Try it | The reply should be the records repeated exactly, without any images.

Working data |
—————
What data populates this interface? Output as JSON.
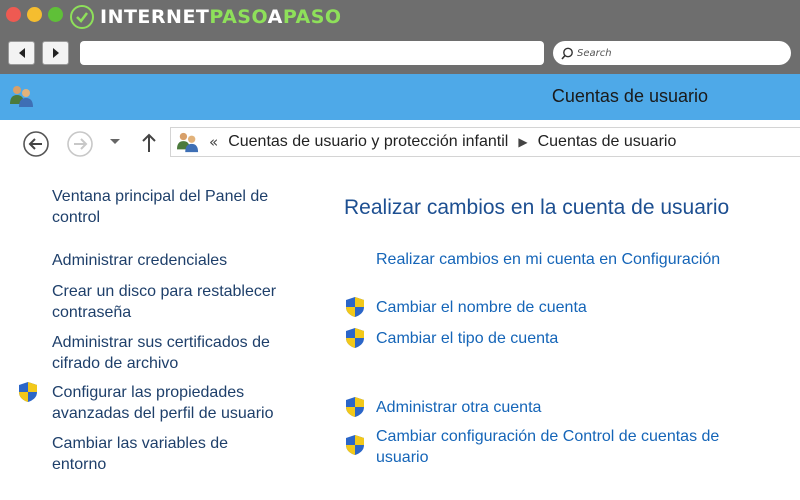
{
  "browser": {
    "logo": {
      "part1": "INTERNET",
      "part2": "PASO",
      "part3": "A",
      "part4": "PASO"
    },
    "search_placeholder": "Search",
    "back_icon": "back-arrow-icon",
    "forward_icon": "forward-arrow-icon"
  },
  "window": {
    "title": "Cuentas de usuario",
    "app_icon": "users-icon"
  },
  "address": {
    "breadcrumbs": [
      "Cuentas de usuario y protección infantil",
      "Cuentas de usuario"
    ],
    "prefix": "«"
  },
  "sidebar": {
    "items": [
      {
        "label": "Ventana principal del Panel de control",
        "shield": false
      },
      {
        "label": "Administrar credenciales",
        "shield": false
      },
      {
        "label": "Crear un disco para restablecer contraseña",
        "shield": false
      },
      {
        "label": "Administrar sus certificados de cifrado de archivo",
        "shield": false
      },
      {
        "label": "Configurar las propiedades avanzadas del perfil de usuario",
        "shield": true
      },
      {
        "label": "Cambiar las variables de entorno",
        "shield": false
      }
    ]
  },
  "main": {
    "heading": "Realizar cambios en la cuenta de usuario",
    "links": [
      {
        "label": "Realizar cambios en mi cuenta en Configuración",
        "shield": false
      },
      {
        "label": "Cambiar el nombre de cuenta",
        "shield": true
      },
      {
        "label": "Cambiar el tipo de cuenta",
        "shield": true
      },
      {
        "label": "Administrar otra cuenta",
        "shield": true
      },
      {
        "label": "Cambiar configuración de Control de cuentas de usuario",
        "shield": true
      }
    ]
  },
  "colors": {
    "titlebar": "#4ea9e8",
    "link": "#1565b8",
    "heading": "#1d4f91",
    "sidebar_link": "#1e3f6a"
  }
}
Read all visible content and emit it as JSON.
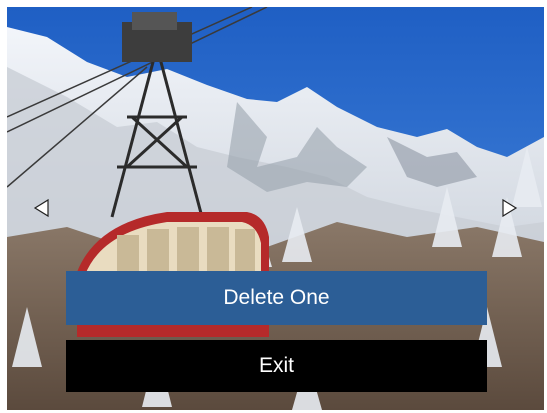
{
  "viewer": {
    "description_icons": {
      "prev": "triangle-left-icon",
      "next": "triangle-right-icon"
    }
  },
  "menu": {
    "delete_one_label": "Delete One",
    "exit_label": "Exit"
  },
  "colors": {
    "delete_button_bg": "#2c5e96",
    "exit_button_bg": "#000000",
    "button_text": "#ffffff",
    "arrow_fill": "#ffffff",
    "arrow_stroke": "#222222"
  }
}
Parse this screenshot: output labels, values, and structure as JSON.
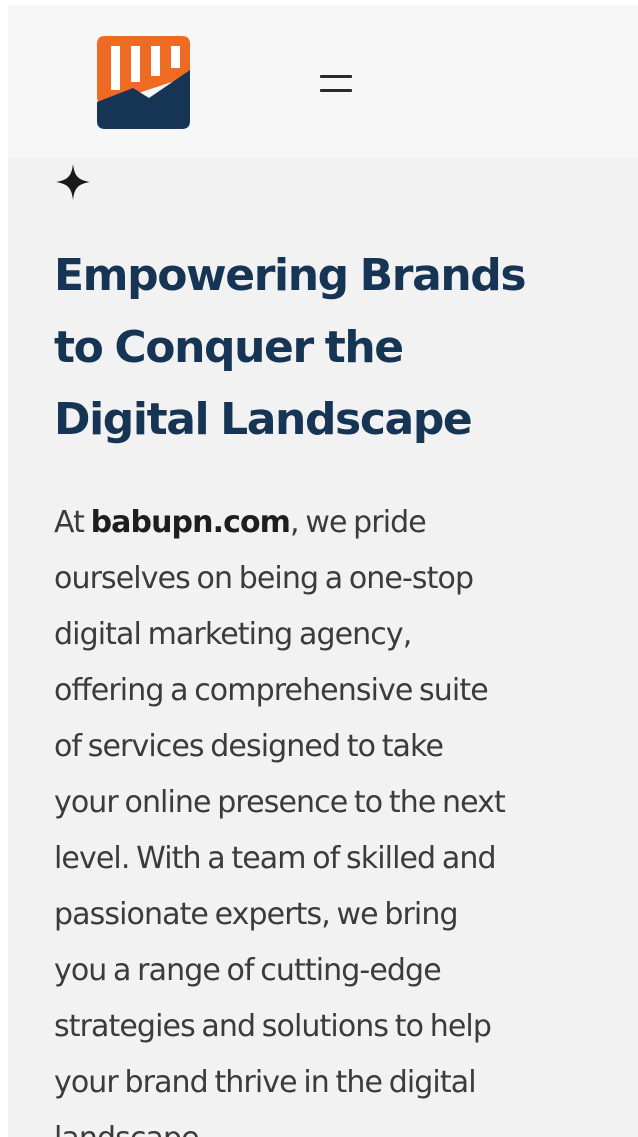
{
  "header": {
    "logo_name": "chart-growth-logo",
    "menu_icon": "hamburger-menu-icon",
    "colors": {
      "logo_orange": "#ef6a22",
      "logo_navy": "#163454",
      "header_bg": "#f7f7f7"
    }
  },
  "hero": {
    "sparkle_icon": "four-point-star-icon",
    "title_lines": [
      "Empowering Brands",
      "to Conquer the",
      "Digital Landscape"
    ],
    "intro_prefix": "At ",
    "brand": "babupn.com",
    "body_lines": [
      ", we pride",
      "ourselves on being a one-stop",
      "digital marketing agency,",
      "offering a comprehensive suite",
      "of services designed to take",
      "your online presence to the next",
      "level. With a team of skilled and",
      "passionate experts, we bring",
      "you a range of cutting-edge",
      "strategies and solutions to help",
      "your brand thrive in the digital",
      "landscape."
    ],
    "colors": {
      "title": "#163454",
      "body": "#3b3b3b",
      "content_bg": "#f2f2f2"
    }
  }
}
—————
Response box |
What data populates this interface? Output as JSON.
{
  "browser": {
    "logo": {
      "part1": "INTERNET",
      "part2": "PASO",
      "part3": "A",
      "part4": "PASO"
    },
    "search_placeholder": "Search",
    "back_icon": "back-arrow-icon",
    "forward_icon": "forward-arrow-icon"
  },
  "window": {
    "title": "Cuentas de usuario",
    "app_icon": "users-icon"
  },
  "address": {
    "breadcrumbs": [
      "Cuentas de usuario y protección infantil",
      "Cuentas de usuario"
    ],
    "prefix": "«"
  },
  "sidebar": {
    "items": [
      {
        "label": "Ventana principal del Panel de control",
        "shield": false
      },
      {
        "label": "Administrar credenciales",
        "shield": false
      },
      {
        "label": "Crear un disco para restablecer contraseña",
        "shield": false
      },
      {
        "label": "Administrar sus certificados de cifrado de archivo",
        "shield": false
      },
      {
        "label": "Configurar las propiedades avanzadas del perfil de usuario",
        "shield": true
      },
      {
        "label": "Cambiar las variables de entorno",
        "shield": false
      }
    ]
  },
  "main": {
    "heading": "Realizar cambios en la cuenta de usuario",
    "links": [
      {
        "label": "Realizar cambios en mi cuenta en Configuración",
        "shield": false
      },
      {
        "label": "Cambiar el nombre de cuenta",
        "shield": true
      },
      {
        "label": "Cambiar el tipo de cuenta",
        "shield": true
      },
      {
        "label": "Administrar otra cuenta",
        "shield": true
      },
      {
        "label": "Cambiar configuración de Control de cuentas de usuario",
        "shield": true
      }
    ]
  },
  "colors": {
    "titlebar": "#4ea9e8",
    "link": "#1565b8",
    "heading": "#1d4f91",
    "sidebar_link": "#1e3f6a"
  }
}
Read all visible content and emit it as JSON.
{
  "viewer": {
    "description_icons": {
      "prev": "triangle-left-icon",
      "next": "triangle-right-icon"
    }
  },
  "menu": {
    "delete_one_label": "Delete One",
    "exit_label": "Exit"
  },
  "colors": {
    "delete_button_bg": "#2c5e96",
    "exit_button_bg": "#000000",
    "button_text": "#ffffff",
    "arrow_fill": "#ffffff",
    "arrow_stroke": "#222222"
  }
}
Parse this screenshot: output labels, values, and structure as JSON.
{
  "header": {
    "logo_name": "chart-growth-logo",
    "menu_icon": "hamburger-menu-icon",
    "colors": {
      "logo_orange": "#ef6a22",
      "logo_navy": "#163454",
      "header_bg": "#f7f7f7"
    }
  },
  "hero": {
    "sparkle_icon": "four-point-star-icon",
    "title_lines": [
      "Empowering Brands",
      "to Conquer the",
      "Digital Landscape"
    ],
    "intro_prefix": "At ",
    "brand": "babupn.com",
    "body_lines": [
      ", we pride",
      "ourselves on being a one-stop",
      "digital marketing agency,",
      "offering a comprehensive suite",
      "of services designed to take",
      "your online presence to the next",
      "level. With a team of skilled and",
      "passionate experts, we bring",
      "you a range of cutting-edge",
      "strategies and solutions to help",
      "your brand thrive in the digital",
      "landscape."
    ],
    "colors": {
      "title": "#163454",
      "body": "#3b3b3b",
      "content_bg": "#f2f2f2"
    }
  }
}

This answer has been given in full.